§ What is expected: From the line that contains "Enumerate this screenshot's" down to the last line of the data below, restate every line word for word, skipping any images.

§ Input records:
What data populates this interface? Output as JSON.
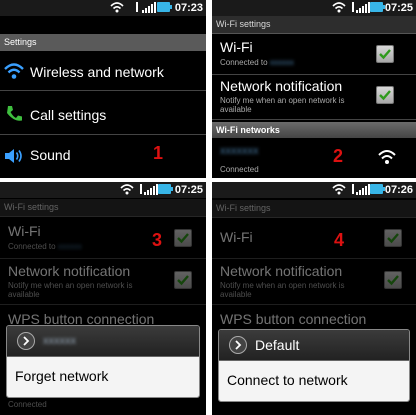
{
  "status": {
    "time1": "07:23",
    "time2": "07:25",
    "time3": "07:25",
    "time4": "07:26"
  },
  "panel1": {
    "header": "Settings",
    "items": [
      {
        "label": "Wireless and network",
        "icon": "wifi-icon"
      },
      {
        "label": "Call settings",
        "icon": "phone-icon"
      },
      {
        "label": "Sound",
        "icon": "speaker-icon"
      }
    ],
    "step": "1"
  },
  "panel2": {
    "header": "Wi-Fi settings",
    "wifi": {
      "title": "Wi-Fi",
      "sub": "Connected to"
    },
    "notif": {
      "title": "Network notification",
      "sub": "Notify me when an open network is available"
    },
    "section": "Wi-Fi networks",
    "network": {
      "sub": "Connected"
    },
    "step": "2"
  },
  "panel3": {
    "header": "Wi-Fi settings",
    "wifi": {
      "title": "Wi-Fi",
      "sub": "Connected to"
    },
    "notif": {
      "title": "Network notification",
      "sub": "Notify me when an open network is available"
    },
    "wps": "WPS button connection",
    "dialog_action": "Forget network",
    "bottom_sub": "Connected",
    "step": "3"
  },
  "panel4": {
    "header": "Wi-Fi settings",
    "wifi": {
      "title": "Wi-Fi"
    },
    "notif": {
      "title": "Network notification",
      "sub": "Notify me when an open network is available"
    },
    "wps": "WPS button connection",
    "dialog_title": "Default",
    "dialog_action": "Connect to network",
    "step": "4"
  },
  "colors": {
    "check_green": "#2f9a1c",
    "step_red": "#dd1111",
    "link_blue": "#4a7ea8"
  }
}
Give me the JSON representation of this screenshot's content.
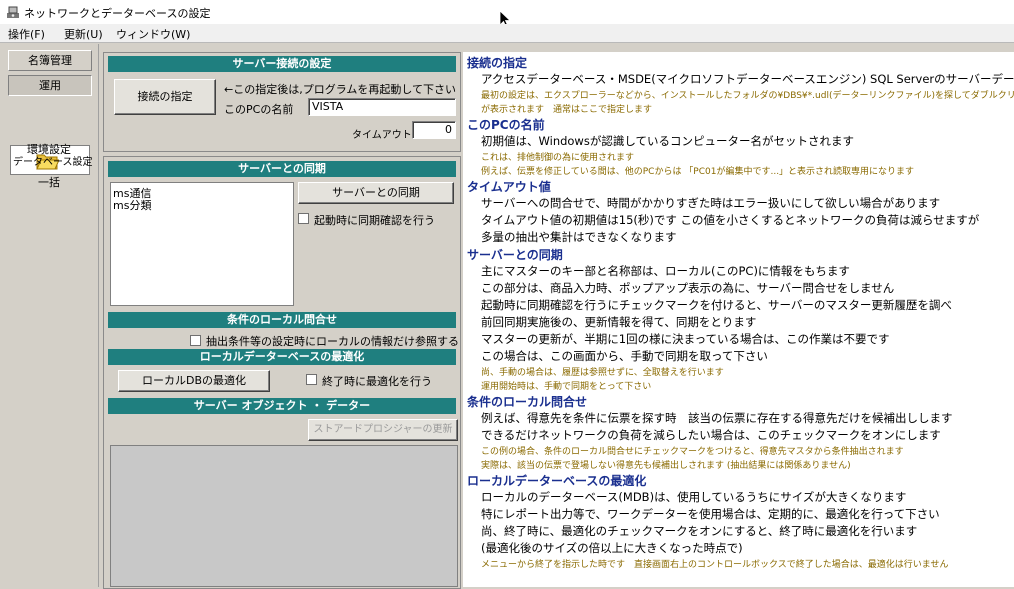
{
  "window": {
    "title": "ネットワークとデーターベースの設定"
  },
  "menu": {
    "items": [
      "操作(F)",
      "更新(U)",
      "ウィンドウ(W)"
    ]
  },
  "nav": {
    "tab_master": "名簿管理",
    "tab_ops": "運用",
    "db_settings": "データベース設定",
    "env_settings": "環境設定",
    "bulk": "一括"
  },
  "server_connection": {
    "header": "サーバー接続の設定",
    "connect_button": "接続の指定",
    "restart_note": "←この指定後は,プログラムを再起動して下さい",
    "pc_name_label": "このPCの名前",
    "pc_name_value": "VISTA",
    "timeout_label": "タイムアウト値",
    "timeout_value": "0"
  },
  "server_sync": {
    "header": "サーバーとの同期",
    "list_items": [
      "ms通信",
      "ms分類"
    ],
    "sync_button": "サーバーとの同期",
    "startup_check_label": "起動時に同期確認を行う"
  },
  "local_query": {
    "header": "条件のローカル問合せ",
    "check_label": "抽出条件等の設定時にローカルの情報だけ参照する"
  },
  "local_db": {
    "header": "ローカルデーターベースの最適化",
    "optimize_button": "ローカルDBの最適化",
    "exit_check_label": "終了時に最適化を行う"
  },
  "server_objects": {
    "header": "サーバー オブジェクト ・ データー",
    "stored_button": "ストアードプロシジャーの更新"
  },
  "help": {
    "sections": [
      {
        "title": "接続の指定",
        "lines": [
          {
            "t": "line",
            "text": "アクセスデーターベース・MSDE(マイクロソフトデーターベースエンジン) SQL Serverのサーバーデーターベースとの接続を指定し"
          },
          {
            "t": "note",
            "text": "最初の設定は、エクスプローラーなどから、インストールしたフォルダの¥DBS¥*.udl(データーリンクファイル)を探してダブルクリックすると、接続"
          },
          {
            "t": "note",
            "text": "が表示されます　通常はここで指定します"
          }
        ]
      },
      {
        "title": "このPCの名前",
        "lines": [
          {
            "t": "line",
            "text": "初期値は、Windowsが認識しているコンピューター名がセットされます"
          },
          {
            "t": "note",
            "text": "これは、排他制御の為に使用されます"
          },
          {
            "t": "note",
            "text": "例えば、伝票を修正している間は、他のPCからは 「PC01が編集中です...」と表示され読取専用になります"
          }
        ]
      },
      {
        "title": "タイムアウト値",
        "lines": [
          {
            "t": "line",
            "text": "サーバーへの問合せで、時間がかかりすぎた時はエラー扱いにして欲しい場合があります"
          },
          {
            "t": "line",
            "text": "タイムアウト値の初期値は15(秒)です この値を小さくするとネットワークの負荷は減らせますが"
          },
          {
            "t": "line",
            "text": "多量の抽出や集計はできなくなります"
          }
        ]
      },
      {
        "title": "サーバーとの同期",
        "lines": [
          {
            "t": "line",
            "text": "主にマスターのキー部と名称部は、ローカル(このPC)に情報をもちます"
          },
          {
            "t": "line",
            "text": "この部分は、商品入力時、ポップアップ表示の為に、サーバー問合せをしません"
          },
          {
            "t": "line",
            "text": "起動時に同期確認を行うにチェックマークを付けると、サーバーのマスター更新履歴を調べ"
          },
          {
            "t": "line",
            "text": "前回同期実施後の、更新情報を得て、同期をとります"
          },
          {
            "t": "line",
            "text": "マスターの更新が、半期に1回の様に決まっている場合は、この作業は不要です"
          },
          {
            "t": "line",
            "text": "この場合は、この画面から、手動で同期を取って下さい"
          },
          {
            "t": "note",
            "text": "尚、手動の場合は、履歴は参照せずに、全取替えを行います"
          },
          {
            "t": "note",
            "text": "運用開始時は、手動で同期をとって下さい"
          }
        ]
      },
      {
        "title": "条件のローカル問合せ",
        "lines": [
          {
            "t": "line",
            "text": "例えば、得意先を条件に伝票を探す時　該当の伝票に存在する得意先だけを候補出しします"
          },
          {
            "t": "line",
            "text": "できるだけネットワークの負荷を減らしたい場合は、このチェックマークをオンにします"
          },
          {
            "t": "note",
            "text": "この例の場合、条件のローカル問合せにチェックマークをつけると、得意先マスタから条件抽出されます"
          },
          {
            "t": "note",
            "text": "実際は、該当の伝票で登場しない得意先も候補出しされます (抽出結果には関係ありません)"
          }
        ]
      },
      {
        "title": "ローカルデーターベースの最適化",
        "lines": [
          {
            "t": "line",
            "text": "ローカルのデーターベース(MDB)は、使用しているうちにサイズが大きくなります"
          },
          {
            "t": "line",
            "text": "特にレポート出力等で、ワークデーターを使用場合は、定期的に、最適化を行って下さい"
          },
          {
            "t": "line",
            "text": "尚、終了時に、最適化のチェックマークをオンにすると、終了時に最適化を行います"
          },
          {
            "t": "line",
            "text": "(最適化後のサイズの倍以上に大きくなった時点で)"
          },
          {
            "t": "note",
            "text": "メニューから終了を指示した時です　直接画面右上のコントロールボックスで終了した場合は、最適化は行いません"
          }
        ]
      }
    ]
  }
}
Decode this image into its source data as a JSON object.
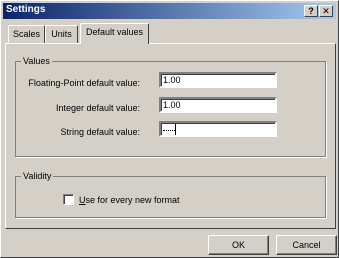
{
  "window": {
    "title": "Settings"
  },
  "titlebar_buttons": {
    "help": "?",
    "close": "✕"
  },
  "tabs": [
    {
      "label": "Scales",
      "active": false
    },
    {
      "label": "Units",
      "active": false
    },
    {
      "label": "Default values",
      "active": true
    }
  ],
  "values_group": {
    "legend": "Values",
    "fields": [
      {
        "label": "Floating-Point default value:",
        "value": "1.00"
      },
      {
        "label": "Integer default value:",
        "value": "1.00"
      },
      {
        "label": "String default value:",
        "value": ""
      }
    ]
  },
  "validity_group": {
    "legend": "Validity",
    "checkbox_label": "Use for every new format",
    "checked": false
  },
  "buttons": {
    "ok": "OK",
    "cancel": "Cancel"
  }
}
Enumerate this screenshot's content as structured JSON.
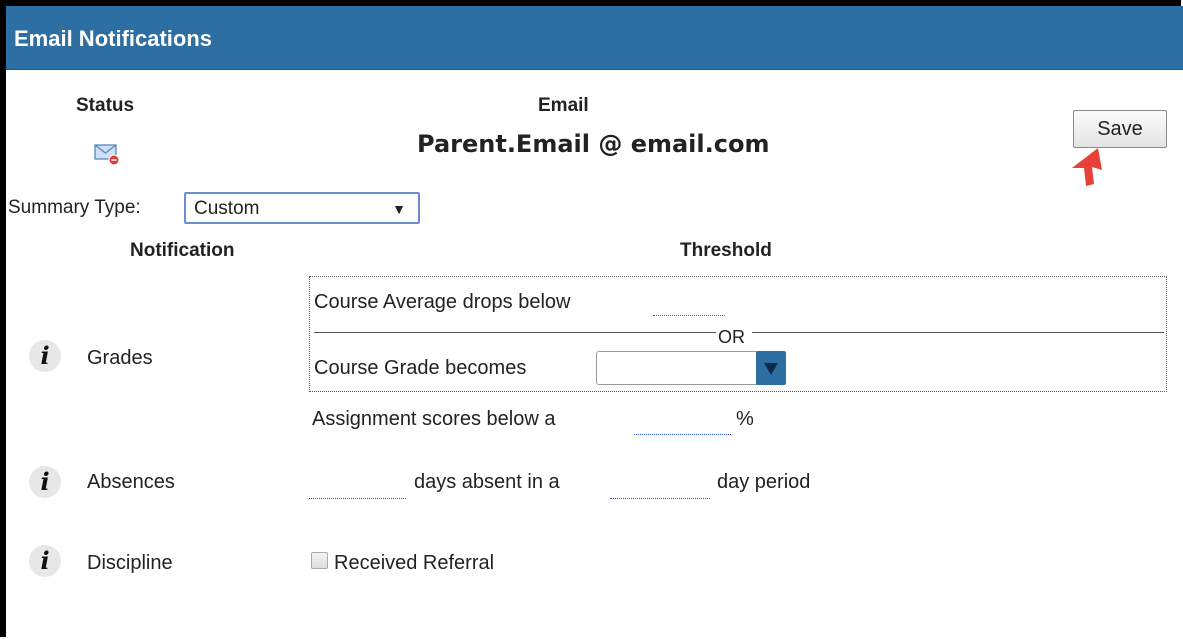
{
  "header": {
    "title": "Email Notifications"
  },
  "status": {
    "label": "Status",
    "icon": "envelope-alert-icon"
  },
  "email": {
    "label": "Email",
    "value": "Parent.Email @ email.com"
  },
  "toolbar": {
    "save_label": "Save"
  },
  "summary": {
    "label": "Summary Type:",
    "selected": "Custom"
  },
  "columns": {
    "notification": "Notification",
    "threshold": "Threshold"
  },
  "grades": {
    "label": "Grades",
    "course_average_text": "Course Average drops below",
    "course_average_value": "",
    "or_text": "OR",
    "course_grade_text": "Course Grade becomes",
    "course_grade_value": "",
    "assignment_text": "Assignment scores below a",
    "assignment_value": "",
    "assignment_unit": "%"
  },
  "absences": {
    "label": "Absences",
    "days_value": "",
    "days_text": "days absent in a",
    "period_value": "",
    "period_text": "day period"
  },
  "discipline": {
    "label": "Discipline",
    "checkbox_label": "Received Referral",
    "checked": false
  },
  "colors": {
    "header_bg": "#2e6fa3",
    "link_dotted": "#2a52d6",
    "arrow": "#e8413a",
    "dropdown_btn": "#2e6fa3"
  }
}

§ Exercise result:
Enumerate this screenshot's content as structured JSON.
{
  "header": {
    "title": "Email Notifications"
  },
  "status": {
    "label": "Status",
    "icon": "envelope-alert-icon"
  },
  "email": {
    "label": "Email",
    "value": "Parent.Email @ email.com"
  },
  "toolbar": {
    "save_label": "Save"
  },
  "summary": {
    "label": "Summary Type:",
    "selected": "Custom"
  },
  "columns": {
    "notification": "Notification",
    "threshold": "Threshold"
  },
  "grades": {
    "label": "Grades",
    "course_average_text": "Course Average drops below",
    "course_average_value": "",
    "or_text": "OR",
    "course_grade_text": "Course Grade becomes",
    "course_grade_value": "",
    "assignment_text": "Assignment scores below a",
    "assignment_value": "",
    "assignment_unit": "%"
  },
  "absences": {
    "label": "Absences",
    "days_value": "",
    "days_text": "days absent in a",
    "period_value": "",
    "period_text": "day period"
  },
  "discipline": {
    "label": "Discipline",
    "checkbox_label": "Received Referral",
    "checked": false
  },
  "colors": {
    "header_bg": "#2e6fa3",
    "link_dotted": "#2a52d6",
    "arrow": "#e8413a",
    "dropdown_btn": "#2e6fa3"
  }
}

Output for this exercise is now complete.